Supplied records section start

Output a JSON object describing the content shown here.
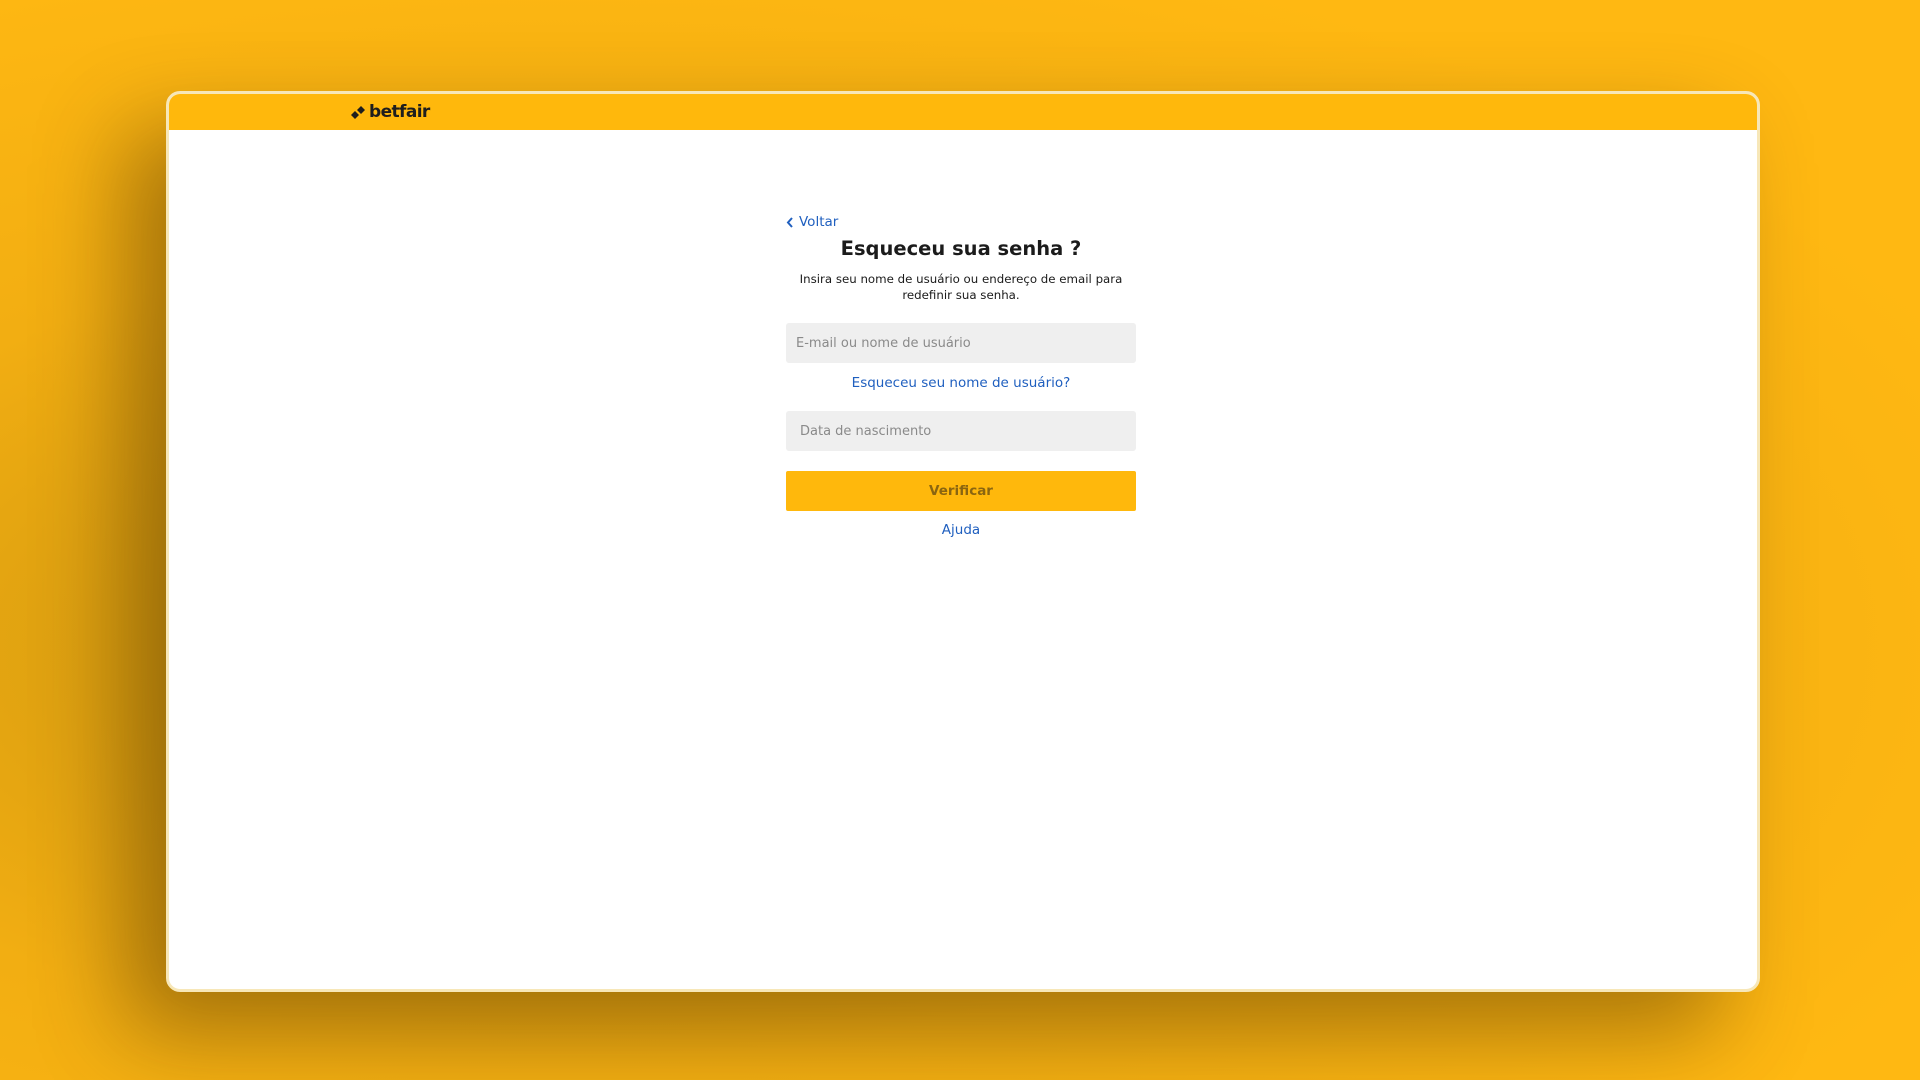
{
  "header": {
    "brand": "betfair",
    "brand_color": "#ffb80c"
  },
  "form": {
    "back_label": "Voltar",
    "title": "Esqueceu sua senha ?",
    "subtitle": "Insira seu nome de usuário ou endereço de email para redefinir sua senha.",
    "username_placeholder": "E-mail ou nome de usuário",
    "username_value": "",
    "forgot_username_label": "Esqueceu seu nome de usuário?",
    "dob_placeholder": "Data de nascimento",
    "dob_value": "",
    "verify_label": "Verificar",
    "help_label": "Ajuda"
  },
  "colors": {
    "link": "#1f5fbf",
    "accent": "#ffb80c",
    "input_bg": "#efefef"
  },
  "icons": {
    "logo": "betfair-diamonds-icon",
    "back": "chevron-left-icon"
  }
}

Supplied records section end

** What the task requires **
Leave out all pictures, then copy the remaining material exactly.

** Result for this task **
Output a JSON object describing the content shown here.
{
  "header": {
    "brand": "betfair",
    "brand_color": "#ffb80c"
  },
  "form": {
    "back_label": "Voltar",
    "title": "Esqueceu sua senha ?",
    "subtitle": "Insira seu nome de usuário ou endereço de email para redefinir sua senha.",
    "username_placeholder": "E-mail ou nome de usuário",
    "username_value": "",
    "forgot_username_label": "Esqueceu seu nome de usuário?",
    "dob_placeholder": "Data de nascimento",
    "dob_value": "",
    "verify_label": "Verificar",
    "help_label": "Ajuda"
  },
  "colors": {
    "link": "#1f5fbf",
    "accent": "#ffb80c",
    "input_bg": "#efefef"
  },
  "icons": {
    "logo": "betfair-diamonds-icon",
    "back": "chevron-left-icon"
  }
}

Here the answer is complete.